*PROVIDED DATA*.
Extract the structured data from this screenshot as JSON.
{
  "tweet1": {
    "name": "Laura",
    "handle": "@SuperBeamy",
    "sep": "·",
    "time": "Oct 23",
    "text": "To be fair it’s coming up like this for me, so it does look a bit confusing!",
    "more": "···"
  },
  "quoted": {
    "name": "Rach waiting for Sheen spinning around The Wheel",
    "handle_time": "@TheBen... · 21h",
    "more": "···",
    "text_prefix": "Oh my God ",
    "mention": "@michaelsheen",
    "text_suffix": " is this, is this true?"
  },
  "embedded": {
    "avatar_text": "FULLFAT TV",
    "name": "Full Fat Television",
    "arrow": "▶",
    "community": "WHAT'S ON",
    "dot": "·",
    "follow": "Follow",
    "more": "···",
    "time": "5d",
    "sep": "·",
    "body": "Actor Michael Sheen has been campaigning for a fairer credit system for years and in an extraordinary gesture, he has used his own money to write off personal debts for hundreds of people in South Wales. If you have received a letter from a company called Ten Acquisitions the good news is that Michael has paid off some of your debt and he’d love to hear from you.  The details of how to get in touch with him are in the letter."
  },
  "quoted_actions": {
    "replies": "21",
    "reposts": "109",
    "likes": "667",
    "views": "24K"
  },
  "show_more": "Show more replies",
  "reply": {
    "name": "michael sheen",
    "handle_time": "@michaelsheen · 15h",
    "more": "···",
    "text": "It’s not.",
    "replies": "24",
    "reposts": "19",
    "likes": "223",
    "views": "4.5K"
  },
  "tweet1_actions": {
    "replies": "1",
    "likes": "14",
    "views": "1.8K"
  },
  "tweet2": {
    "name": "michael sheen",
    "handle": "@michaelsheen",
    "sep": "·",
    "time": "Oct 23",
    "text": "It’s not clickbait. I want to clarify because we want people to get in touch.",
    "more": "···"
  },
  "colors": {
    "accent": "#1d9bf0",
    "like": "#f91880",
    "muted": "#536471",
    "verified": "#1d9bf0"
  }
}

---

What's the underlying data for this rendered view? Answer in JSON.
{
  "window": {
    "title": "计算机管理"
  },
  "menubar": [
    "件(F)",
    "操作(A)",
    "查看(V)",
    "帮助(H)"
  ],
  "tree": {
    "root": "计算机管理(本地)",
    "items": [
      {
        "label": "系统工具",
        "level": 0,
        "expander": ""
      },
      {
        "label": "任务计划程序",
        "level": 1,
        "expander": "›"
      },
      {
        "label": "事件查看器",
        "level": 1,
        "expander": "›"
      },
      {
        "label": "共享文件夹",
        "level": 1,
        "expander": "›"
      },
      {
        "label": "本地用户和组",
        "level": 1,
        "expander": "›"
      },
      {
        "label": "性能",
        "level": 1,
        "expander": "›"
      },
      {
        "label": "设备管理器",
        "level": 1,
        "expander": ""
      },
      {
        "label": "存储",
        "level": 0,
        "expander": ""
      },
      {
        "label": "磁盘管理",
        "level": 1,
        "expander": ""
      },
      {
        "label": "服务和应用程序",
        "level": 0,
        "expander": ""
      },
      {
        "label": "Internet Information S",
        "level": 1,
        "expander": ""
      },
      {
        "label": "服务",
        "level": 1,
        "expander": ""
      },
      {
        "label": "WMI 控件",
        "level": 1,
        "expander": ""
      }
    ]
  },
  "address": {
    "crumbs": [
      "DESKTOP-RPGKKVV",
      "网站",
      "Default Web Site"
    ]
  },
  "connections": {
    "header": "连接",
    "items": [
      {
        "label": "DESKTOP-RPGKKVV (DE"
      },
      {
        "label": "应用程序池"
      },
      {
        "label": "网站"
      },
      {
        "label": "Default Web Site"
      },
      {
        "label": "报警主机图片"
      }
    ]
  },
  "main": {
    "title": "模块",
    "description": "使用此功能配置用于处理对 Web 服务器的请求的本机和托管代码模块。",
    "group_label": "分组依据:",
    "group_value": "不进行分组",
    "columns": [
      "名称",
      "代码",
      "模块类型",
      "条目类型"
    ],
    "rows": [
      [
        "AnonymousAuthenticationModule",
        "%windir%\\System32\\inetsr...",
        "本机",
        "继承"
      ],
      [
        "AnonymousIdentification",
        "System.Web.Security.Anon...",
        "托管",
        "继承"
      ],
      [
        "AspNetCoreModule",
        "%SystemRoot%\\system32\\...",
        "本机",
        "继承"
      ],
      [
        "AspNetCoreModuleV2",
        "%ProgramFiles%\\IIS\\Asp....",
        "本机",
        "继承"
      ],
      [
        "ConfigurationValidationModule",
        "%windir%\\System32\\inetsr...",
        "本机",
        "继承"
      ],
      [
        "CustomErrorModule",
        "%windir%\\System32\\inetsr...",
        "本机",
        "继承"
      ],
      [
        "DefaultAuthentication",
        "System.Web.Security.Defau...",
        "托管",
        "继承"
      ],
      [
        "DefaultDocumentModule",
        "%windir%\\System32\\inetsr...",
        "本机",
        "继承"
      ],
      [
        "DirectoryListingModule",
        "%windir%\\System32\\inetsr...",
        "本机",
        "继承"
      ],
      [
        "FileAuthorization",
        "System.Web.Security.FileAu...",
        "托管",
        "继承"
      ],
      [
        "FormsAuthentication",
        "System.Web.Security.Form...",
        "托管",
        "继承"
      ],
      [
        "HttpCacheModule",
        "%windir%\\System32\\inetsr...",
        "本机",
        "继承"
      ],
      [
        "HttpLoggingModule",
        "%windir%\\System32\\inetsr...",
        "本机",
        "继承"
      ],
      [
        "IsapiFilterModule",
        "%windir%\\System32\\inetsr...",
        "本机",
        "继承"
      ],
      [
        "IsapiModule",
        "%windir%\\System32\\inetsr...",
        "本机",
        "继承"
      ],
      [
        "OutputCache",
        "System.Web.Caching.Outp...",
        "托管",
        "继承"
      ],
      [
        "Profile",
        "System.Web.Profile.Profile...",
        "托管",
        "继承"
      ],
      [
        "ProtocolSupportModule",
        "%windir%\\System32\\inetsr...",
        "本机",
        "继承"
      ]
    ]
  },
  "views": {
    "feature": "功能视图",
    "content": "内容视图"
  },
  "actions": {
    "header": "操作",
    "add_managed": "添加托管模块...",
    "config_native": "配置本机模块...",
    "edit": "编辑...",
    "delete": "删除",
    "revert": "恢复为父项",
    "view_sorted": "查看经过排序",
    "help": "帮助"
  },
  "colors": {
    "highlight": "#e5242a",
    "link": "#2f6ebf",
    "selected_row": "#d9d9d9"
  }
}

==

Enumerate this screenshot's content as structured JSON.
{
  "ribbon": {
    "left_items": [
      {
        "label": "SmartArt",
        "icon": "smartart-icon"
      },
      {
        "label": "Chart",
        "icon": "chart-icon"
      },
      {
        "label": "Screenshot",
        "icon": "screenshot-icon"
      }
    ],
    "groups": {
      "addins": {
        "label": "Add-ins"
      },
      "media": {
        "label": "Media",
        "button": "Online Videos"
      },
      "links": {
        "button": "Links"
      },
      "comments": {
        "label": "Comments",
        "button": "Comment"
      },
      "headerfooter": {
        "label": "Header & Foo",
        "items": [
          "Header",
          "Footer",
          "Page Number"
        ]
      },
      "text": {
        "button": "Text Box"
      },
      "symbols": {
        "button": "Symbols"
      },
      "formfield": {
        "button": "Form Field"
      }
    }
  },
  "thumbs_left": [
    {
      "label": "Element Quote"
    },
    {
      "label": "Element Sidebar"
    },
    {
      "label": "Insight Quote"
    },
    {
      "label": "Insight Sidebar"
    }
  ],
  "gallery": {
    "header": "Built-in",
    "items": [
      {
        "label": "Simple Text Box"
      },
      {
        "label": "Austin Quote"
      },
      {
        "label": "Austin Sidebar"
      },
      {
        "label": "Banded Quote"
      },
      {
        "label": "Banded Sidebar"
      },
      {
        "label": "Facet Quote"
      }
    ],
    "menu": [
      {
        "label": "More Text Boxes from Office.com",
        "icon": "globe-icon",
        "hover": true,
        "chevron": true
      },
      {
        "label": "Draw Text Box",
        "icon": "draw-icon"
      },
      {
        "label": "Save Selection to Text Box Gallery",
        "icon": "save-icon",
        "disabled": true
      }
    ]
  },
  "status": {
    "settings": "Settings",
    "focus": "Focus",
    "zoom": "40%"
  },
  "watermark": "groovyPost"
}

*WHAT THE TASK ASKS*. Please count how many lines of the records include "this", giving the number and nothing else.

*OUTPUT BELOW*. 5